Is it just a coincidence that the Republicans are considering these gentlemen and that they just happen to be the same race as the Democratic president-elect? Far be it from me to cast a cynical eye on the party that has heretofore been indifferent to the interests or votes of the African-American communities and achieved a good deal of their national standing over the last forty years by exploiting the Southern Strategy and just recently made headlines with one of the candidates for RNC chair, Chip Saltsman, handing out a CD of the GOP’s greatest hits, including “Barack the Magic Negro.” But the emergence of Mr. Steele and Mr. Blackwell makes you wonder. After all, the GOP is not known for being pro-active; the selection of Sarah Palin for the vice presidential slot with John McCain wasn’t because they thought she was the best qualified candidate. That never entered into the equation. It was purely a reaction to Hillary Clinton not being chosen by Barack Obama, and Ms. Palin was rushed onto the national stage with great fanfare in order to step all over the end of the Democratic convention. They really didn’t plan ahead to what would happen if Mr. McCain actually won the election, and even if they did, they really didn’t care. They scored their political points, and that’s all that mattered.

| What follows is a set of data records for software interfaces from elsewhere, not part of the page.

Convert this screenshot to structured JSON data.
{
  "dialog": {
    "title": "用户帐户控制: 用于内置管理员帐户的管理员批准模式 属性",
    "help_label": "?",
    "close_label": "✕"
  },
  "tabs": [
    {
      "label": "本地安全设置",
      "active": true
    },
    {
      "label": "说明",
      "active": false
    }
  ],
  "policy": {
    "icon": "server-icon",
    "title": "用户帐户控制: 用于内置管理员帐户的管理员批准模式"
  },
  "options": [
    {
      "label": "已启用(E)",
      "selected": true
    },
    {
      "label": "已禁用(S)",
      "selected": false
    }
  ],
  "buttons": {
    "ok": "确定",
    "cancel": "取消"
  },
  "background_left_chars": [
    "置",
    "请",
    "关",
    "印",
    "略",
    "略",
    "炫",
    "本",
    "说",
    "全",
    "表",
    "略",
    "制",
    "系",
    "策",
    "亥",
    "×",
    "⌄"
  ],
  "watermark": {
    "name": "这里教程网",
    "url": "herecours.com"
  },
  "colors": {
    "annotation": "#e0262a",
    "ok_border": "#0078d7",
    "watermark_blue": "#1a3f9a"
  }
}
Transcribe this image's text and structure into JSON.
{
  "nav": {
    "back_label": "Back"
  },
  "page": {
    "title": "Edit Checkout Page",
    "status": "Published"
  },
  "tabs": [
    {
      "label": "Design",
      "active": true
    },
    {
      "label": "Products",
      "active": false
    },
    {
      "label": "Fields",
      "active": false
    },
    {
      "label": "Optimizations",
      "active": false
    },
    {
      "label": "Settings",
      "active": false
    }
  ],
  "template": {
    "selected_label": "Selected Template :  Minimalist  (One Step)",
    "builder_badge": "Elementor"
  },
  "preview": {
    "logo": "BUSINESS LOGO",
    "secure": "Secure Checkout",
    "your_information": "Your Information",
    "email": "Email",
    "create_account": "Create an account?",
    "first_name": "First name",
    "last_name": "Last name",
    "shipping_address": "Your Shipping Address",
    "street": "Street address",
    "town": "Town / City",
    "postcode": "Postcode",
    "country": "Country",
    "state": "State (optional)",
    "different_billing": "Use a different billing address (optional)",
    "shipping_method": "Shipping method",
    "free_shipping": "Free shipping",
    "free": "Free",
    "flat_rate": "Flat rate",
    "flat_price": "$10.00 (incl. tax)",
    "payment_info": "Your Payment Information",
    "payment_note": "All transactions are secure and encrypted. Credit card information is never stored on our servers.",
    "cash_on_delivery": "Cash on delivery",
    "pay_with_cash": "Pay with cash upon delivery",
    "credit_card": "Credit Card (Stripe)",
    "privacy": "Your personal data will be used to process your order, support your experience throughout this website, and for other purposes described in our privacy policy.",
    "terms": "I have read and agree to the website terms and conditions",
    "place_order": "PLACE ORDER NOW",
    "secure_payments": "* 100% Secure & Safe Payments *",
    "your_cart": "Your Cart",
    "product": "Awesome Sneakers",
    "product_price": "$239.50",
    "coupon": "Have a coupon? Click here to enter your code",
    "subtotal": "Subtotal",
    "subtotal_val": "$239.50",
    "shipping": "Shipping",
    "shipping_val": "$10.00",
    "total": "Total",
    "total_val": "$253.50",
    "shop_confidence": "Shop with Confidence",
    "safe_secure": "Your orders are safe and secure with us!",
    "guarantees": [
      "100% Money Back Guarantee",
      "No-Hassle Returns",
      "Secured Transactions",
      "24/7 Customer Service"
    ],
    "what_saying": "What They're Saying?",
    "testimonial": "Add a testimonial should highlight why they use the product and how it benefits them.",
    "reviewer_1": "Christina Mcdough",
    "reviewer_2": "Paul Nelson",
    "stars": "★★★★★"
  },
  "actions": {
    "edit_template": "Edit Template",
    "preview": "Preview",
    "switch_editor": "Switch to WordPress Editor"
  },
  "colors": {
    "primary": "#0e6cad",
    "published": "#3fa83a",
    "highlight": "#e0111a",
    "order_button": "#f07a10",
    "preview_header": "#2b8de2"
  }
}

Presumably both Mr. Steele and Mr. Blackwell are intelligent enough to know what’s going on here. Both are skilled politicians, so they know that if they become the chairman of the party that is seen as out of touch and tone-deaf about minority issues, they will be seen — by some — as a token of me-tooism sent out to represent the lily-white GOP. If it doesn’t matter to them, fine. But if the Republicans continue to move further to the right and lose more elections, it really doesn’t matter who the chairman of the party is or whether or not he is African-American or Indian or whatever; it’s the ideas — or lack of them — that are killing them.